Lets get to the mystery of the Italian version of the film. It seems that the dubbing of this film wished to mirror the uncertain distributive state of MGM, juggled back and forth between Fox and Columbia. In fact, the Italian version was carried out by Pino Colizzi both as far as the dialogue is concerned and the dubbing direction. At the last moment however, it seems that 20th Century Fox Italia decided to re-dub only Steve Martin and Kevin Kline’s parts (the magic of separate column dubbing!) redoing all the dialogues and entrusting these last two and their direction to Tonino Accolla, furthermore already present in the dubbing cast as Clive Owen’s voice. We were a bit sorry because with all due respect to Tonino Accolla, we think that it’s a serious lack of respect with regards to Pino Colizzi to redo a job done by him which from what we managed to hear, was well done and worthy; what was worse was the bewildering effect of the change in Steve Martin’s voice: we greatly missed Michele Kalamera, who has often entertained us in dubbing Steve, becoming almost his alter-ego. Martin’s voice has been entrusted here to Marco Mete, excellent artist and great dubber. But there’s something in his characterization which isn’t wholly convincing. Enjoyable, without a doubt: even the untranslatable scene of Clouseau who has English lessons, is funny – left with the teacher speaking English and Martin who cripples his English with a French accent – but it’s Mete’s French accent which is too emphasized. Whilst the unforgettable Peppino Rinaldi, with Peter Sellers, adopted the French accent which was funny but which didn’t ruin the lines at all, here it seems that Accolla and Mete have purposefully inserted the laughter where Rinaldi put a smile. Here’s then Clouseau who says “sui!” to say sì (yes), lines like “il caso è Clouseau” (the case is Clouseau) for similarity to “chiuso”(closed) or the “se le piasce” (if you like it) for that which evidently in the original is the classical “s’il vous plait” (if you please). In short, we had the sensation that they wished to try and change/transform Martin’s comicality – and that of Clouseau, who have both an essentially visible comicality, based on what happens on screen and not so much on what is said (the French accent of the dialogue only manages to give an extra touch) – in Eddie Murphy-like-comcial-verbality, something quite far away from the style of the Pink Panther series. The curiosity remains to hear the rendering of Martin’s unused dubbed version, whilst we wholly appreciated Kevin Kline characterized by Luca Biagini.

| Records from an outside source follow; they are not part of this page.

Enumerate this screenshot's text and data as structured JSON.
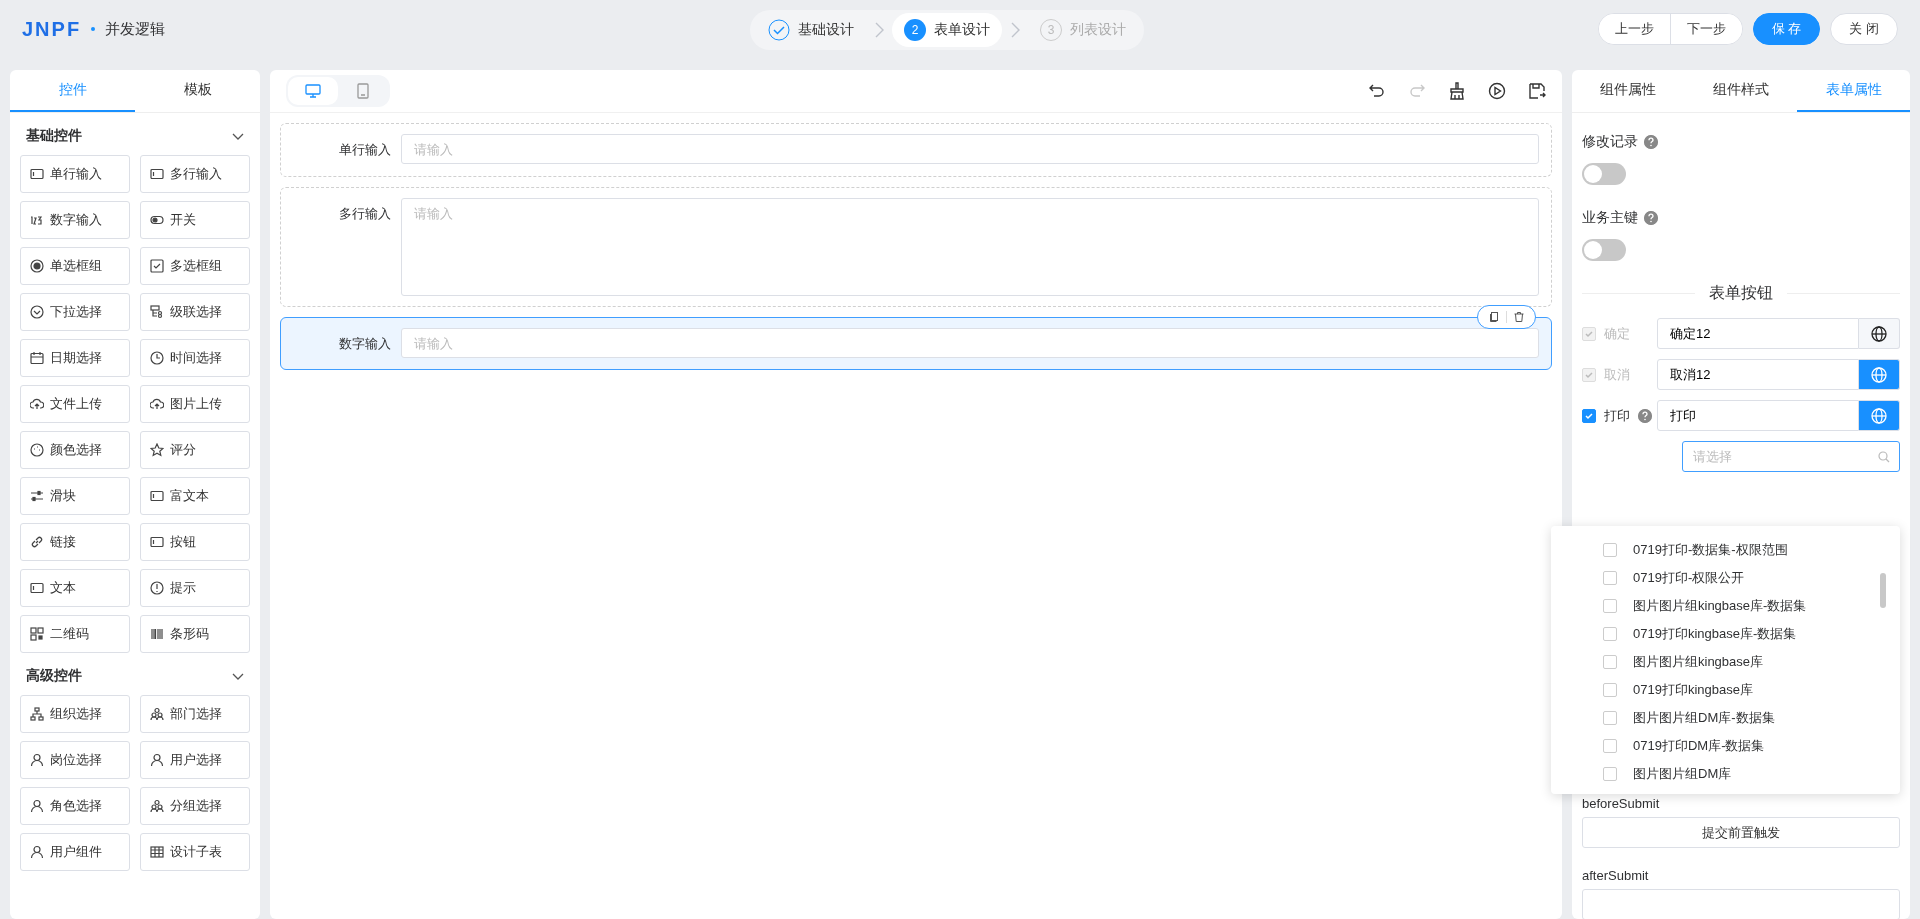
{
  "header": {
    "logo": "JNPF",
    "title": "并发逻辑",
    "steps": [
      {
        "label": "基础设计",
        "completed": true,
        "selected": false
      },
      {
        "number": "2",
        "label": "表单设计",
        "completed": false,
        "selected": true
      },
      {
        "number": "3",
        "label": "列表设计",
        "completed": false,
        "selected": false
      }
    ],
    "actions": [
      {
        "label": "上一步",
        "kind": "group"
      },
      {
        "label": "下一步",
        "kind": "group"
      },
      {
        "label": "保 存",
        "kind": "primary"
      },
      {
        "label": "关 闭",
        "kind": "default"
      }
    ]
  },
  "left_panel": {
    "tabs": [
      {
        "label": "控件",
        "selected": true
      },
      {
        "label": "模板",
        "selected": false
      }
    ],
    "sections": [
      {
        "title": "基础控件",
        "expanded": true,
        "items": [
          "单行输入",
          "多行输入",
          "数字输入",
          "开关",
          "单选框组",
          "多选框组",
          "下拉选择",
          "级联选择",
          "日期选择",
          "时间选择",
          "文件上传",
          "图片上传",
          "颜色选择",
          "评分",
          "滑块",
          "富文本",
          "链接",
          "按钮",
          "文本",
          "提示",
          "二维码",
          "条形码"
        ]
      },
      {
        "title": "高级控件",
        "expanded": true,
        "items": [
          "组织选择",
          "部门选择",
          "岗位选择",
          "用户选择",
          "角色选择",
          "分组选择",
          "用户组件",
          "设计子表"
        ]
      }
    ]
  },
  "canvas": {
    "devices": [
      {
        "kind": "desktop",
        "selected": true
      },
      {
        "kind": "tablet",
        "selected": false
      }
    ],
    "tools": [
      {
        "kind": "undo",
        "disabled": false
      },
      {
        "kind": "redo",
        "disabled": true
      },
      {
        "kind": "clear",
        "disabled": false
      },
      {
        "kind": "preview",
        "disabled": false
      },
      {
        "kind": "export",
        "disabled": false
      }
    ],
    "fields": [
      {
        "label": "单行输入",
        "kind": "input",
        "placeholder": "请输入",
        "selected": false
      },
      {
        "label": "多行输入",
        "kind": "textarea",
        "placeholder": "请输入",
        "selected": false
      },
      {
        "label": "数字输入",
        "kind": "input",
        "placeholder": "请输入",
        "selected": true
      }
    ]
  },
  "right_panel": {
    "tabs": [
      {
        "label": "组件属性",
        "selected": false
      },
      {
        "label": "组件样式",
        "selected": false
      },
      {
        "label": "表单属性",
        "selected": true
      }
    ],
    "switches": [
      {
        "label": "修改记录",
        "on": false
      },
      {
        "label": "业务主键",
        "on": false
      }
    ],
    "buttons_title": "表单按钮",
    "form_buttons": [
      {
        "label": "确定",
        "checked": true,
        "disabled": true,
        "help": false,
        "value": "确定12",
        "translate_active": false
      },
      {
        "label": "取消",
        "checked": true,
        "disabled": true,
        "help": false,
        "value": "取消12",
        "translate_active": true
      },
      {
        "label": "打印",
        "checked": true,
        "disabled": false,
        "help": true,
        "value": "打印",
        "translate_active": true
      }
    ],
    "print_select": {
      "placeholder": "请选择"
    },
    "print_options": [
      {
        "label": "0719打印-数据集-权限范围",
        "checked": false
      },
      {
        "label": "0719打印-权限公开",
        "checked": false
      },
      {
        "label": "图片图片组kingbase库-数据集",
        "checked": false
      },
      {
        "label": "0719打印kingbase库-数据集",
        "checked": false
      },
      {
        "label": "图片图片组kingbase库",
        "checked": false
      },
      {
        "label": "0719打印kingbase库",
        "checked": false
      },
      {
        "label": "图片图片组DM库-数据集",
        "checked": false
      },
      {
        "label": "0719打印DM库-数据集",
        "checked": false
      },
      {
        "label": "图片图片组DM库",
        "checked": false
      }
    ],
    "events": [
      {
        "label": "beforeSubmit",
        "button": "提交前置触发"
      },
      {
        "label": "afterSubmit"
      }
    ]
  }
}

It’s always a pleasure to hear professionals of the caliber of Massimo Corvo (the irresistible Jean Reno in the role of Ponton), Chiara Colizzi (Emily Mortimer, the amusing secretary Nicole) and Laura Lenghi (Beyoncé Knowles, Xenia, the pop star). Technically it must be observed that we didn’t find big differences between the two “dubbing sessions”, which have been well mixed between them, the parts directed by Accolla almost seem better synchronized. We anxiously await for the DVD in order to compare upfront the original dialogues with the dubbed ones. Evalutation: Italian dialogues by Pino Colizzi: 4 Dubbing direction by Pino Colizzi: 5 Italian dialogues by Tonino Accolla: 3 Dubbing direction by Tonino Accolla: 4
[original review in Italian by Nunziante Valoroso]